Curling is back in the spotlight at the 2022 Beijing Winter Olympics – and all the stones used by the competitors originate from an uninhabited Scottish island.
They are hand-crafted at Kays Curling’s workshop in Mauchline, Ayrshire, using granite from the island of Ailsa Craig.
The company’s stones are the only ones used in competition by the World Curling Federation.
Kays Curling was founded in 1851, and has been providing curling stones for the Winter Olympics since the Chamonix Games in 1924.
The company’s director is 72-year-old Jimmy Wyllie, who began working there at the age of 15.
He told BBC Radio’s Good Morning Scotland programme: “The history books tell us that curling stones have been made from Ailsa Craig material for probably at least 200 years now.
“There are two sources on the island and in the good old days you could have a pair made from either.”
Today, those two types of granite are combined to make one stone. Common Green granite is used for the main body, before Blue Hone granite is added.
Workers produce one stone per hour, a total of 38 stones a week. Each one is checked for shape and balance to ensure they meet Olympic requirements.

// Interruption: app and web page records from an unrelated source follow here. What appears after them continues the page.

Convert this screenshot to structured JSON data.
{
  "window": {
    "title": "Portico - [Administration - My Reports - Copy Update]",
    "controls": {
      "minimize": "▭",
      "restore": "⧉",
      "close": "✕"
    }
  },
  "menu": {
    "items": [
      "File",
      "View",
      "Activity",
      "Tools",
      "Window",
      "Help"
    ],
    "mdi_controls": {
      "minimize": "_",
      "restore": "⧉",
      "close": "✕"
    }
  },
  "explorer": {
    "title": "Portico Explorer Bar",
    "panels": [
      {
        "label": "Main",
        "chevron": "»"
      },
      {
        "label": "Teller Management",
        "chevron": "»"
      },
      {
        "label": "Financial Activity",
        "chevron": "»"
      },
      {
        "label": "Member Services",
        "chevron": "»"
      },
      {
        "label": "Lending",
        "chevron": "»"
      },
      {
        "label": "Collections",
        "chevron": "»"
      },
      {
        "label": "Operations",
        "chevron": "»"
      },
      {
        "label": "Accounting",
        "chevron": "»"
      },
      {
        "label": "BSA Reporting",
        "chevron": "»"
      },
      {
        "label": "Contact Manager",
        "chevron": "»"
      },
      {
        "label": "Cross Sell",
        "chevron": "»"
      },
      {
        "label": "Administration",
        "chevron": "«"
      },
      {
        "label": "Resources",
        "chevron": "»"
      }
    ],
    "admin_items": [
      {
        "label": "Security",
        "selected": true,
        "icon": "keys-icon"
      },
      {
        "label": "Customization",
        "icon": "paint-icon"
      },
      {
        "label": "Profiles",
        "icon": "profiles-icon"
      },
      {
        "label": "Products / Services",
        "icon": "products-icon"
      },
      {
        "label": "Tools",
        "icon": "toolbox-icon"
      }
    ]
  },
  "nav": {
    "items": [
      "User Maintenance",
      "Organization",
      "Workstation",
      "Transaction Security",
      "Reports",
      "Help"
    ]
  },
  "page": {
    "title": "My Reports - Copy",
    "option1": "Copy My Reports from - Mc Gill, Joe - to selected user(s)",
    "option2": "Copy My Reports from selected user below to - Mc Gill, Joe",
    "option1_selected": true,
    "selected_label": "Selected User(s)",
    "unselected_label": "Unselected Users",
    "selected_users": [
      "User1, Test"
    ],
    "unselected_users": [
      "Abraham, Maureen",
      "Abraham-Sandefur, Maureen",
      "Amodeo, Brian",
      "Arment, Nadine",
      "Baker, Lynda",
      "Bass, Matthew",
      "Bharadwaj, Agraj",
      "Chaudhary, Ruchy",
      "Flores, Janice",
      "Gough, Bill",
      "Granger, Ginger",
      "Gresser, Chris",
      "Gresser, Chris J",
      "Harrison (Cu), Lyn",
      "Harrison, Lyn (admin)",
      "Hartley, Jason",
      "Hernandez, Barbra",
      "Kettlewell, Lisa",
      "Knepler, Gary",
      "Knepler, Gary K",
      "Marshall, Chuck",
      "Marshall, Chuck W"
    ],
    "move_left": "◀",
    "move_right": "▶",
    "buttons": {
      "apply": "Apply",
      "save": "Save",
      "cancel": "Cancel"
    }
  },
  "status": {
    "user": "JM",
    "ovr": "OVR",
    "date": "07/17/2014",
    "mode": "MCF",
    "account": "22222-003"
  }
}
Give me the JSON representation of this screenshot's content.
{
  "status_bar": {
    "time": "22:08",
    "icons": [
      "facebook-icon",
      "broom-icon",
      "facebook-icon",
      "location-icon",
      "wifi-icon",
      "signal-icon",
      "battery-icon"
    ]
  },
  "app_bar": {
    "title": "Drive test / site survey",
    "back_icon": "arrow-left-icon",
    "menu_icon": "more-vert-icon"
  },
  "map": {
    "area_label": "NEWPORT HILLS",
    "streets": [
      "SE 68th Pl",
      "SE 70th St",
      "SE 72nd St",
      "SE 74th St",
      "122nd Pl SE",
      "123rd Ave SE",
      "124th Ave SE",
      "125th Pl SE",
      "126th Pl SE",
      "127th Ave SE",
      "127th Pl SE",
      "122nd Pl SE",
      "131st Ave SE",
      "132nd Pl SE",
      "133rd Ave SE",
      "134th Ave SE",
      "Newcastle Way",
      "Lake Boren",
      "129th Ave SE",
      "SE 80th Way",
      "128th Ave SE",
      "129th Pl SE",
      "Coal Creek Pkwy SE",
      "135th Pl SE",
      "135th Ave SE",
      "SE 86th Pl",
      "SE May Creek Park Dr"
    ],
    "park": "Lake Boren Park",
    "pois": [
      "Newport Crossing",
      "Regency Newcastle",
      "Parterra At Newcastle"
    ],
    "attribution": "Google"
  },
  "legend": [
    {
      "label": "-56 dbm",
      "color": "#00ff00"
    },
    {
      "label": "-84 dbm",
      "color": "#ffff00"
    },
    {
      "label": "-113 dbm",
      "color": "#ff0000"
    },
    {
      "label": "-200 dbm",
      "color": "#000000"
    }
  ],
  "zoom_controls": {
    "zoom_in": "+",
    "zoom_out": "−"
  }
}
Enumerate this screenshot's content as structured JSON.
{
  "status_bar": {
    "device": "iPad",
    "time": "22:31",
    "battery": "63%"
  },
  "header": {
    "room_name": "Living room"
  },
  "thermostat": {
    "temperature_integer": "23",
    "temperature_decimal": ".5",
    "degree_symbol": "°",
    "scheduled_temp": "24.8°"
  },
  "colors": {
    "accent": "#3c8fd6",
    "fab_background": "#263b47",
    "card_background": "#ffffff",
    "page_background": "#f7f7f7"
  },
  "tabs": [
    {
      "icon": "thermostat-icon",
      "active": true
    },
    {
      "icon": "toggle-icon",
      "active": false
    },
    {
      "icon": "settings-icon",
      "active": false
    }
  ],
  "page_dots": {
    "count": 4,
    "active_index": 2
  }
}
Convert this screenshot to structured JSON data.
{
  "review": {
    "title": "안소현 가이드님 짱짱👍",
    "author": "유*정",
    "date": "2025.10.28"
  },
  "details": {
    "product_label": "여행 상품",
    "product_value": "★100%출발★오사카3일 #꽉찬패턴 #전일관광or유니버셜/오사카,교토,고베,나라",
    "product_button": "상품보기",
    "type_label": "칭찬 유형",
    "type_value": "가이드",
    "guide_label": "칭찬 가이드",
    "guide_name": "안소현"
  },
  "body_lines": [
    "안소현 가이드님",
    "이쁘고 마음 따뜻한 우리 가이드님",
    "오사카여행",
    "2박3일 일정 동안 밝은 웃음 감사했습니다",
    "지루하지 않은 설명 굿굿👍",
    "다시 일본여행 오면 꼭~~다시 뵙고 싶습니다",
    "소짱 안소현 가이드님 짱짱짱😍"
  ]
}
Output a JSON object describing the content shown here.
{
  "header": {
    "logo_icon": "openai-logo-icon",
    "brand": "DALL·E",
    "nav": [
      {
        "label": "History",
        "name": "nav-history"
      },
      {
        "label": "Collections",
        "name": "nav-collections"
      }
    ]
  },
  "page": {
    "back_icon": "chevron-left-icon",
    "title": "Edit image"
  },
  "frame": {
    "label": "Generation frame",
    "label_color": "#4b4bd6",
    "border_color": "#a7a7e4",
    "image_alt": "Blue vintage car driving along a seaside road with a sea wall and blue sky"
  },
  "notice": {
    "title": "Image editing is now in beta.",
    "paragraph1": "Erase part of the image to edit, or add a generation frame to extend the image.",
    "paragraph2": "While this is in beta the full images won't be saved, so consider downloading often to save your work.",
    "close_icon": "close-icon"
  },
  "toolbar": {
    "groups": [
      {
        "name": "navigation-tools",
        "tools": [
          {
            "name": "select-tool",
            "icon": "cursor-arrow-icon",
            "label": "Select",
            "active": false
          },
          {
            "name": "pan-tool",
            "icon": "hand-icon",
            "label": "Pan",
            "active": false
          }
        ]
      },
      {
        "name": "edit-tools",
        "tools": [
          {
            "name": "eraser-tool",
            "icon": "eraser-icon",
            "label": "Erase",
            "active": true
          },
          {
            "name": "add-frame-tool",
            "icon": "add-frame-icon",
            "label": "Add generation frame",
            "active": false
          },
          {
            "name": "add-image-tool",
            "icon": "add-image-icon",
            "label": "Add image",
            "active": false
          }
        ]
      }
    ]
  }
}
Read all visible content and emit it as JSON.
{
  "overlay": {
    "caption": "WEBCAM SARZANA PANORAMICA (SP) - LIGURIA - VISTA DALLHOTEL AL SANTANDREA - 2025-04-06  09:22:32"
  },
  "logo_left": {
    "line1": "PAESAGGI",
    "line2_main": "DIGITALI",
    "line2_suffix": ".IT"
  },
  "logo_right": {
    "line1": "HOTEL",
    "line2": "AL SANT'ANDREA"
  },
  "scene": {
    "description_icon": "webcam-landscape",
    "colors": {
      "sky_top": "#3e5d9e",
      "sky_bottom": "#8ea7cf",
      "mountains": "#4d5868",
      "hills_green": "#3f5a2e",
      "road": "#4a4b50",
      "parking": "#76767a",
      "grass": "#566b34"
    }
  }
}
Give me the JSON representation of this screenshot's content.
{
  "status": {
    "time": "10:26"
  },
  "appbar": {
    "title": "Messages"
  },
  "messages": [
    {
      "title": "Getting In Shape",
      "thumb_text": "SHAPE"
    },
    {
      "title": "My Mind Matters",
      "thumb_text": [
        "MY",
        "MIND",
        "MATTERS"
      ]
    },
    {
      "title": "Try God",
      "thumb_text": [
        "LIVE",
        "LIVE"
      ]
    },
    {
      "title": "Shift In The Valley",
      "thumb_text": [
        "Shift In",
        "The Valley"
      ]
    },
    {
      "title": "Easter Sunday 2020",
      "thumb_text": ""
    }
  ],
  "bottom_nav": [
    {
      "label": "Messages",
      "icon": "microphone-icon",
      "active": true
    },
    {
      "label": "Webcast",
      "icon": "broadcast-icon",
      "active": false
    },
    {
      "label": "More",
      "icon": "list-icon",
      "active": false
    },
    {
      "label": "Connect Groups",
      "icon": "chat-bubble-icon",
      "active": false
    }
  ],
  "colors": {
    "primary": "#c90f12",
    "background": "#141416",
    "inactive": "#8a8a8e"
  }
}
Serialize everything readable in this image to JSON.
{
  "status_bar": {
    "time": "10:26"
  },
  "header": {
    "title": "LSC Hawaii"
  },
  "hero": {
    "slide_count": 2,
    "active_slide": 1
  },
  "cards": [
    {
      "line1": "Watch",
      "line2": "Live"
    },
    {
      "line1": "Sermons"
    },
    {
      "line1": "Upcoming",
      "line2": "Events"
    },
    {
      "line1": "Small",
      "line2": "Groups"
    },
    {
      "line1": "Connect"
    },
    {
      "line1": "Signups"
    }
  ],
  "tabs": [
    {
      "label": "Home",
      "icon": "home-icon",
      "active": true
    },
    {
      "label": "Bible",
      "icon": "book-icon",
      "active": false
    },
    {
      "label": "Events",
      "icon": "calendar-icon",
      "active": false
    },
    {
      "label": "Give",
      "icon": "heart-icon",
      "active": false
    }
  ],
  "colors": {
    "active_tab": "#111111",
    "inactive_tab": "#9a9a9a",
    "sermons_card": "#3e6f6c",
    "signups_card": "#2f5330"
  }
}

There’s more at the link, including a fascinating series of photographs showing the stones being made by hand in the traditional way. Some modern tools are used, but all the old ones are still there, in serried ranks along the walls. It’s a way of life I’d thought long gone, but it supports an Olympic sport to this day.